═════ Data shown
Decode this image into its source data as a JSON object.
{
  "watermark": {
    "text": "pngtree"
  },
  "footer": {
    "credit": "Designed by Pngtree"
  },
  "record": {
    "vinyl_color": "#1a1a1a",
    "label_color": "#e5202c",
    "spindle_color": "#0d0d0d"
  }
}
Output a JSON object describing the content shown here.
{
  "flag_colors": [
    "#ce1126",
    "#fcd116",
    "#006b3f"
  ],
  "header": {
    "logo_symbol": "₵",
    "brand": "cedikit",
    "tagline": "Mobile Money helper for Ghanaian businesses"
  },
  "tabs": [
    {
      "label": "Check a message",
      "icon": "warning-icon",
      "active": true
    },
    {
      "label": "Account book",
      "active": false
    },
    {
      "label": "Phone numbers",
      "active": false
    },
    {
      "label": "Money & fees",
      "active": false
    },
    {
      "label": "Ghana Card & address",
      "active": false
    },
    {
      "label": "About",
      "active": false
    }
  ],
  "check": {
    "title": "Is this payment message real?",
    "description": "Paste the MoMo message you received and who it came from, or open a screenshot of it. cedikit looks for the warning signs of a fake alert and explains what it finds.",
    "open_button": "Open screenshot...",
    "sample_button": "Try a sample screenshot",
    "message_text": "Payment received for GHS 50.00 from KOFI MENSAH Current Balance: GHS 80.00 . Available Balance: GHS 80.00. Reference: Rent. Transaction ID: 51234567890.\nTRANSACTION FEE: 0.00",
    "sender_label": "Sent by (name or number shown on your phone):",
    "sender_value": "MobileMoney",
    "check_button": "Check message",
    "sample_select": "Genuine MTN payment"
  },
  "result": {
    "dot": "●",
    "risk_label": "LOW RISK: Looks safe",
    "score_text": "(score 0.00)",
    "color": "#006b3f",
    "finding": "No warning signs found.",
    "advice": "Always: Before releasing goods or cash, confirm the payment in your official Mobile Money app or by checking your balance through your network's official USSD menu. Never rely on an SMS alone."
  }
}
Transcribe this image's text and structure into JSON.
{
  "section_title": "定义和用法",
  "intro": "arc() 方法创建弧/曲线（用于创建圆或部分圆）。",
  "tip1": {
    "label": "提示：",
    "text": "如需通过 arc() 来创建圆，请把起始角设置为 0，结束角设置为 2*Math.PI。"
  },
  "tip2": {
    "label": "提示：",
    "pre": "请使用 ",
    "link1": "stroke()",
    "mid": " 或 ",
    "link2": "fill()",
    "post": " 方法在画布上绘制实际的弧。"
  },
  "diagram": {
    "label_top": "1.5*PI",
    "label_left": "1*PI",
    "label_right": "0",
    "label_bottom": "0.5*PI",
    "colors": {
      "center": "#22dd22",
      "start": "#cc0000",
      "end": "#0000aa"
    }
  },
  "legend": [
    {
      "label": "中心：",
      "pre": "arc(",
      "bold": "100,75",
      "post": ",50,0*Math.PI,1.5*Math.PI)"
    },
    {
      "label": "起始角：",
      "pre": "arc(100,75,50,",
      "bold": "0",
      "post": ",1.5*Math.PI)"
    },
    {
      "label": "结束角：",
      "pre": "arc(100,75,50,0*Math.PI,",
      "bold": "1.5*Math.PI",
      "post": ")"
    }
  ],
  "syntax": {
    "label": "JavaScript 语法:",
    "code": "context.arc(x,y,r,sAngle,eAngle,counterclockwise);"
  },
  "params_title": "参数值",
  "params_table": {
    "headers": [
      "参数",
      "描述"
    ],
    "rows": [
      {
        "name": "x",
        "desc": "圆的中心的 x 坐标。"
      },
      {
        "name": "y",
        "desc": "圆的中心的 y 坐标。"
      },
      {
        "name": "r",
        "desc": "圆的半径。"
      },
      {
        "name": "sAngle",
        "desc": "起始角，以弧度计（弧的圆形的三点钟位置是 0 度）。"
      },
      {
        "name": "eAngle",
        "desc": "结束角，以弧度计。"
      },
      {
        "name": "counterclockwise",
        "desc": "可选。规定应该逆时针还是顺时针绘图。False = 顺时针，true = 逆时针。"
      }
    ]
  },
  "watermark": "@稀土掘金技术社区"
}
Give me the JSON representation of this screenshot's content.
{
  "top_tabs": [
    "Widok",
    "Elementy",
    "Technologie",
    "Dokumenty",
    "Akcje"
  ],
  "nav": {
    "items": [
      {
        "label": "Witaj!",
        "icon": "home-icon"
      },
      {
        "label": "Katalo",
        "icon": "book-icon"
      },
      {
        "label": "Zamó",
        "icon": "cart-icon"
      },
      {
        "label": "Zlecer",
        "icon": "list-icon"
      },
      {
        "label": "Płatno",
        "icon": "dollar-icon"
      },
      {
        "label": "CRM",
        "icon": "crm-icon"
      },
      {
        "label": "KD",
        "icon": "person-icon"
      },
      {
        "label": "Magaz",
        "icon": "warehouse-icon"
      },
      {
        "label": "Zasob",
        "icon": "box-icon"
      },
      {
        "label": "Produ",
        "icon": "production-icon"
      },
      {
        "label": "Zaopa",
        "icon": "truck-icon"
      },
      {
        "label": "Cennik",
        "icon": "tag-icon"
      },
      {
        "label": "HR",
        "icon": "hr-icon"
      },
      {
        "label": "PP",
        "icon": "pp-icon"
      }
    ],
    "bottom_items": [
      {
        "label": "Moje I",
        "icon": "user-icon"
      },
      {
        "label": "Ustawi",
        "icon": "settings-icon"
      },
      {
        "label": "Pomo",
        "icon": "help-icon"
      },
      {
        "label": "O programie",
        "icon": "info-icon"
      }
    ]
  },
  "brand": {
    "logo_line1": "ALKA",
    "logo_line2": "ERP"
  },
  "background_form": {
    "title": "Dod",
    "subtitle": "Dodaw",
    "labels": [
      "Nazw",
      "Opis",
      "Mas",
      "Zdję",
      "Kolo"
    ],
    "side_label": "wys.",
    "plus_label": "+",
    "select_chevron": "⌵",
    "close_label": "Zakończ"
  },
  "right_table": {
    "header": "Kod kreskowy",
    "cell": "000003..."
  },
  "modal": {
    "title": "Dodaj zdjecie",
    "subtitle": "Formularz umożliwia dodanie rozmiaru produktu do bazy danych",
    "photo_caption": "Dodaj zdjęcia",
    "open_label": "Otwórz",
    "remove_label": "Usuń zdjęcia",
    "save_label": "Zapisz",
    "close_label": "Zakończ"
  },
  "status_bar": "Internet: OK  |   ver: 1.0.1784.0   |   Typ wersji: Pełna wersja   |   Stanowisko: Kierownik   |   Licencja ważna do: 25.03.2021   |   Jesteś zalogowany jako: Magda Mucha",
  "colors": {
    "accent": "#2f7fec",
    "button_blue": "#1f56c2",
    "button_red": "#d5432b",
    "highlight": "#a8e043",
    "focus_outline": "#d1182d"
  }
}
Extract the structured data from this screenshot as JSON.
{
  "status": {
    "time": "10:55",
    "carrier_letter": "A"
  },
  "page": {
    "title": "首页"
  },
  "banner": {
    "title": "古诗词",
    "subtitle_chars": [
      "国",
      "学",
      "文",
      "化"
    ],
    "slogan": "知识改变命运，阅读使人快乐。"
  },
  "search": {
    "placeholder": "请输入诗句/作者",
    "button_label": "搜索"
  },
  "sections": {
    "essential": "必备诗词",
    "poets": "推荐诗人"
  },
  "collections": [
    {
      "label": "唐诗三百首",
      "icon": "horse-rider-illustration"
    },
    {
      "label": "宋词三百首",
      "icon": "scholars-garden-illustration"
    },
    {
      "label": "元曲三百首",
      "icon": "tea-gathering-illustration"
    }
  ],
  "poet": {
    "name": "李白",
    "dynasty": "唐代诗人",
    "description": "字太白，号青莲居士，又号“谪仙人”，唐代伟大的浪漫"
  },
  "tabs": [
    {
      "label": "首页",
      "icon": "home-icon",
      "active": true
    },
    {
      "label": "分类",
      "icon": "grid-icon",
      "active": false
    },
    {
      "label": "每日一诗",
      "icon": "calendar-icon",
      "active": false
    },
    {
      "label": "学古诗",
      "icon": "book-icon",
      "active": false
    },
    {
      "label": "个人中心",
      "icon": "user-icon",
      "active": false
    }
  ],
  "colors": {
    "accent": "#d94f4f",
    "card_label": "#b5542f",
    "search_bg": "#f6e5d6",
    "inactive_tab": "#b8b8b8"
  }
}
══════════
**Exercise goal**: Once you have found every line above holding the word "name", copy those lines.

**Task answer**:
    "sender_label": "Sent by (name or number shown on your phone):",
        "name": "x",
        "name": "y",
        "name": "r",
        "name": "sAngle",
        "name": "eAngle",
        "name": "counterclockwise",
    "name": "李白",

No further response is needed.